The Harder They Fall (Action, Western) (2021)
Director: Jeymes Samuel
Writer: Jeymes Samuel, Boaz Yakin
Stars: Jonathan Majors, Idris Elba, Regina King, Zazie Beetz
Afflicted with childhood trauma, Nat Love tries to justify his outlaw ways by eliminating those responsible for the torment in his younger years.
Created by Jeymes Samuel, a relative newcomer, "The Harder They Fall" had a successful world premiere at the BFI London Film Festival in October 2021. It aims to be a western different from most, showcasing several characters that would traditionally and unrightfully be the side-act.
"The Harder They Fall" tries to approach untold stories in every aspect. While those tales aren't necessarily true to life, merely using real cowboys to capture audience attention, it does create an engaging quality resembling those classic westerns we all know and love. Most strikingly, however, it mimics "The Magnificent Seven", the 2016 remake that is, doing so achieving everything that film tried so hard to be. However, the most significant comparison to be drawn is that of Tarantino films such as "Django Unchained" and "The Hateful Eight"; it poses a brutality in violence and an unrepentant style of dialogue.

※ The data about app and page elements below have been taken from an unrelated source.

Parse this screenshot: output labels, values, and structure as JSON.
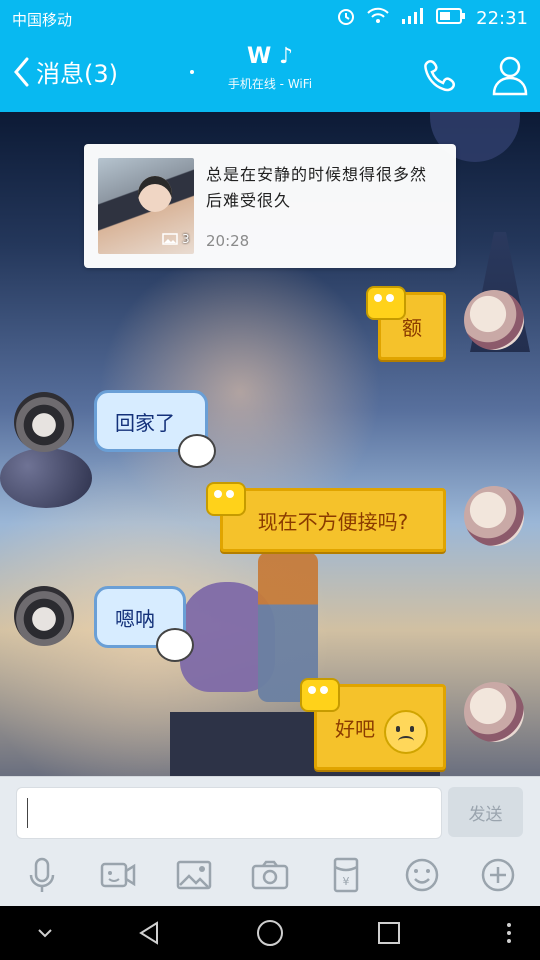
{
  "status_bar": {
    "carrier": "中国移动",
    "time": "22:31"
  },
  "header": {
    "back_label": "消息(3)",
    "title": "W ♪",
    "subtitle": "手机在线 - WiFi"
  },
  "messages": [
    {
      "type": "share_card",
      "side": "right",
      "text": "总是在安静的时候想得很多然后难受很久",
      "time": "20:28",
      "image_count": "3"
    },
    {
      "type": "bubble",
      "side": "right",
      "text": "额"
    },
    {
      "type": "bubble",
      "side": "left",
      "text": "回家了"
    },
    {
      "type": "bubble",
      "side": "right",
      "text": "现在不方便接吗?"
    },
    {
      "type": "bubble",
      "side": "left",
      "text": "嗯呐"
    },
    {
      "type": "bubble",
      "side": "right",
      "text": "好吧"
    }
  ],
  "composer": {
    "input_value": "",
    "send_label": "发送"
  },
  "tool_icons": [
    "mic-icon",
    "video-icon",
    "image-icon",
    "camera-icon",
    "red-packet-icon",
    "emoji-icon",
    "plus-icon"
  ],
  "colors": {
    "header_bg": "#08b9f1",
    "bubble_yellow": "#f5c22b",
    "bubble_blue": "#d7ecff"
  }
}
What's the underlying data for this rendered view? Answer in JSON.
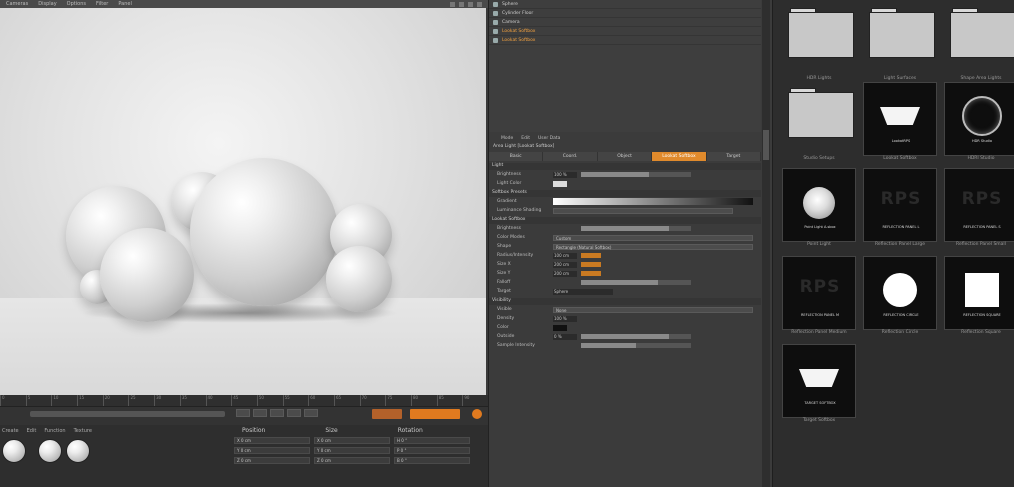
{
  "menubar": {
    "items": [
      "Cameras",
      "Display",
      "Options",
      "Filter",
      "Panel"
    ]
  },
  "timeline": {
    "frames": [
      "0",
      "5",
      "10",
      "15",
      "20",
      "25",
      "30",
      "35",
      "40",
      "45",
      "50",
      "55",
      "60",
      "65",
      "70",
      "75",
      "80",
      "85",
      "90"
    ]
  },
  "material_manager": {
    "menu": [
      "Create",
      "Edit",
      "Function",
      "Texture"
    ]
  },
  "coordinates": {
    "headers": [
      "Position",
      "Size",
      "Rotation"
    ],
    "rows": [
      [
        "X 0 cm",
        "X 0 cm",
        "H 0 °"
      ],
      [
        "Y 0 cm",
        "Y 0 cm",
        "P 0 °"
      ],
      [
        "Z 0 cm",
        "Z 0 cm",
        "B 0 °"
      ]
    ]
  },
  "objects": [
    {
      "name": "Sphere"
    },
    {
      "name": "Cylinder Floor"
    },
    {
      "name": "Camera"
    },
    {
      "name": "Lookat Softbox"
    },
    {
      "name": "Lookat Softbox"
    }
  ],
  "attributes": {
    "menu": [
      "Mode",
      "Edit",
      "User Data"
    ],
    "title": "Area Light [Lookat Softbox]",
    "tabs": [
      "Basic",
      "Coord.",
      "Object",
      "Lookat Softbox",
      "Target"
    ],
    "sections": {
      "light": "Light",
      "preset": "Softbox Presets",
      "projection": "Lookat Softbox",
      "target": "Target",
      "visibility": "Visibility"
    },
    "labels": {
      "brightness": "Brightness",
      "light_color": "Light Color",
      "gradient": "Gradient",
      "reset": "Luminance Shading",
      "color_mode": "Color Modes",
      "shape": "Shape",
      "radius": "Radius/Intensity",
      "size_x": "Size X",
      "size_y": "Size Y",
      "falloff": "Falloff",
      "target": "Target",
      "visible": "Visible",
      "density": "Density",
      "color": "Color",
      "outside": "Outside",
      "additive": "Sample Intensity"
    },
    "values": {
      "brightness": "100 %",
      "radius": "100 cm",
      "size_x": "200 cm",
      "size_y": "200 cm",
      "density": "100 %",
      "outside": "0 %"
    },
    "fills": {
      "brightness": 0.62,
      "radius": 0.2,
      "size_x": 0.2,
      "size_y": 0.2,
      "falloff": 0.7,
      "outside": 0.8,
      "additive": 0.5
    },
    "dropdowns": {
      "color_mode": "Custom",
      "shape": "Rectangle (Natural Softbox)",
      "visible": "None",
      "target": "Sphere"
    }
  },
  "presets": [
    {
      "caption": "HDR Lights",
      "kind": "folder"
    },
    {
      "caption": "Light Surfaces",
      "kind": "folder"
    },
    {
      "caption": "Shape Area Lights",
      "kind": "folder"
    },
    {
      "caption": "Studio Setups",
      "kind": "folder"
    },
    {
      "caption": "Lookat Softbox",
      "kind": "softbox",
      "label": "LookatRPS"
    },
    {
      "caption": "HDRI Studio",
      "kind": "ring",
      "label": "HDR Studio"
    },
    {
      "caption": "Point Light",
      "kind": "dot",
      "label": "Point Light A.sbox"
    },
    {
      "caption": "Reflection Panel Large",
      "kind": "rps",
      "label": "REFLECTION PANEL L"
    },
    {
      "caption": "Reflection Panel Small",
      "kind": "rps",
      "label": "REFLECTION PANEL S"
    },
    {
      "caption": "Reflection Panel Medium",
      "kind": "rps",
      "label": "REFLECTION PANEL M"
    },
    {
      "caption": "Reflection Circle",
      "kind": "circle",
      "label": "REFLECTION CIRCLE"
    },
    {
      "caption": "Reflection Square",
      "kind": "square",
      "label": "REFLECTION SQUARE"
    },
    {
      "caption": "Target Softbox",
      "kind": "softbox",
      "label": "TARGET SOFTBOX"
    }
  ]
}
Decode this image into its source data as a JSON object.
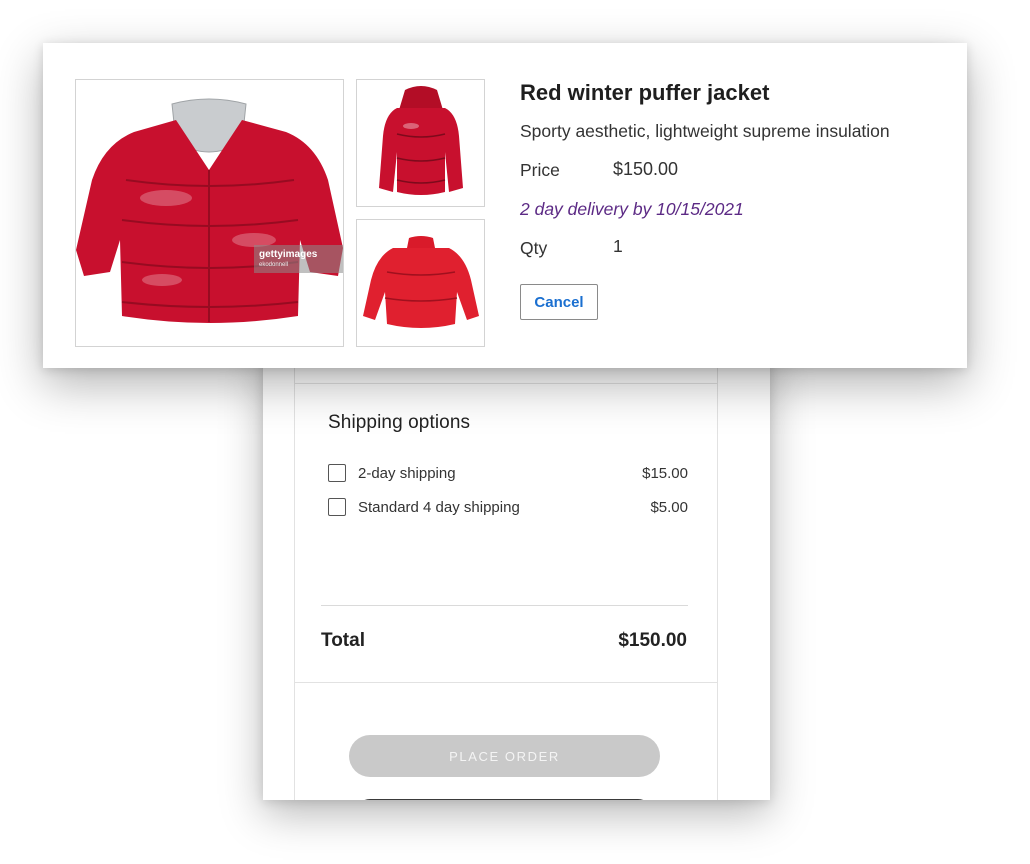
{
  "product": {
    "title": "Red winter puffer jacket",
    "description": "Sporty aesthetic, lightweight supreme insulation",
    "price_label": "Price",
    "price_value": "$150.00",
    "delivery": "2 day delivery by 10/15/2021",
    "qty_label": "Qty",
    "qty_value": "1",
    "cancel_label": "Cancel",
    "watermark_brand": "gettyimages",
    "watermark_credit": "ekodonnell",
    "jacket_color": "#c8102e",
    "delivery_color": "#5c2a85",
    "link_color": "#1a6fd0"
  },
  "checkout": {
    "shipping_title": "Shipping options",
    "options": [
      {
        "label": "2-day shipping",
        "price": "$15.00",
        "checked": false
      },
      {
        "label": "Standard 4 day shipping",
        "price": "$5.00",
        "checked": false
      }
    ],
    "total_label": "Total",
    "total_value": "$150.00",
    "place_order_label": "PLACE ORDER"
  }
}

With a storyline that has to balance an abundant star-studded cast, it moves faster than the most-skilled gunslinger in the wild west. Also adding an immense amount of depth, warranting several sittings. Despite Majors and Elba logically playing the most prominent parts, each cast member has their own backstory and time to develop. It is genuinely commendable for any director to feature each of a wide range of characters properly, but even more so for someone pretty-much making their feature debut.
Bringing it all together is the distinct, unique yet excellent score, having a modern sound merging all it tries to do, and successfully so. It's really not meant to be all too serious or historically accurate; it still does what is needed, bombastic sound, action, and sprinkling in enough different seasoning for an engaging narrative. Both cinematically and due to this accompanying soundtrack, it just urges you to see such a film in the cinema, something that is still unlikely for most in our current landscape.
Eventually reaching the concluding gunfight in Redwood which felt it was bound to happen from the start, more attention is given to some dramatic flair, giving most characters an end to their arcs and standing out as something special. For most movie buffs, this film should hit right, and the criticisms on release seem only to have meant one thing and were more of a problem with those spouting unconstructive negativity rather than the picture itself.
The harder they fall, the bigger the Impact.